Records excerpted from a collection
══════════
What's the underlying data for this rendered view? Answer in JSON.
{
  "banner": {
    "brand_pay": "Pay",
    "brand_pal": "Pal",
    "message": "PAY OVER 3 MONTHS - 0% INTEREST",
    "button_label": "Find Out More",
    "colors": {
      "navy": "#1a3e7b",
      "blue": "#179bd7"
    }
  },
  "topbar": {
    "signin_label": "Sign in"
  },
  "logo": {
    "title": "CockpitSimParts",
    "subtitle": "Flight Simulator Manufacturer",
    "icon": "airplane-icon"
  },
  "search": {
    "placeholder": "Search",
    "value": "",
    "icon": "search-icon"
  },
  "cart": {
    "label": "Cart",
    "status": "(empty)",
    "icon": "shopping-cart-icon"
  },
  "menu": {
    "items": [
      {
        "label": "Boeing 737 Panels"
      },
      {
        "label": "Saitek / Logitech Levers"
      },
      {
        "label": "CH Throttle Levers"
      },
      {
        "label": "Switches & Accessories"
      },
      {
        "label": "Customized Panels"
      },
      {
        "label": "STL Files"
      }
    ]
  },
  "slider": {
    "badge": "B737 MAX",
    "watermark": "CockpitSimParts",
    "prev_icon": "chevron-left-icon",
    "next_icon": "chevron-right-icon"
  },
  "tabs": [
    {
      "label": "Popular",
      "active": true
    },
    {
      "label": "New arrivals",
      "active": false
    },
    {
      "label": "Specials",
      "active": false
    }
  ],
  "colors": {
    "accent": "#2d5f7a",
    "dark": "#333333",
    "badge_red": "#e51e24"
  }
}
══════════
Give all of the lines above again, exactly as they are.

Result of this task:
What's the underlying data for this rendered view? Answer in JSON.
{
  "banner": {
    "brand_pay": "Pay",
    "brand_pal": "Pal",
    "message": "PAY OVER 3 MONTHS - 0% INTEREST",
    "button_label": "Find Out More",
    "colors": {
      "navy": "#1a3e7b",
      "blue": "#179bd7"
    }
  },
  "topbar": {
    "signin_label": "Sign in"
  },
  "logo": {
    "title": "CockpitSimParts",
    "subtitle": "Flight Simulator Manufacturer",
    "icon": "airplane-icon"
  },
  "search": {
    "placeholder": "Search",
    "value": "",
    "icon": "search-icon"
  },
  "cart": {
    "label": "Cart",
    "status": "(empty)",
    "icon": "shopping-cart-icon"
  },
  "menu": {
    "items": [
      {
        "label": "Boeing 737 Panels"
      },
      {
        "label": "Saitek / Logitech Levers"
      },
      {
        "label": "CH Throttle Levers"
      },
      {
        "label": "Switches & Accessories"
      },
      {
        "label": "Customized Panels"
      },
      {
        "label": "STL Files"
      }
    ]
  },
  "slider": {
    "badge": "B737 MAX",
    "watermark": "CockpitSimParts",
    "prev_icon": "chevron-left-icon",
    "next_icon": "chevron-right-icon"
  },
  "tabs": [
    {
      "label": "Popular",
      "active": true
    },
    {
      "label": "New arrivals",
      "active": false
    },
    {
      "label": "Specials",
      "active": false
    }
  ],
  "colors": {
    "accent": "#2d5f7a",
    "dark": "#333333",
    "badge_red": "#e51e24"
  }
}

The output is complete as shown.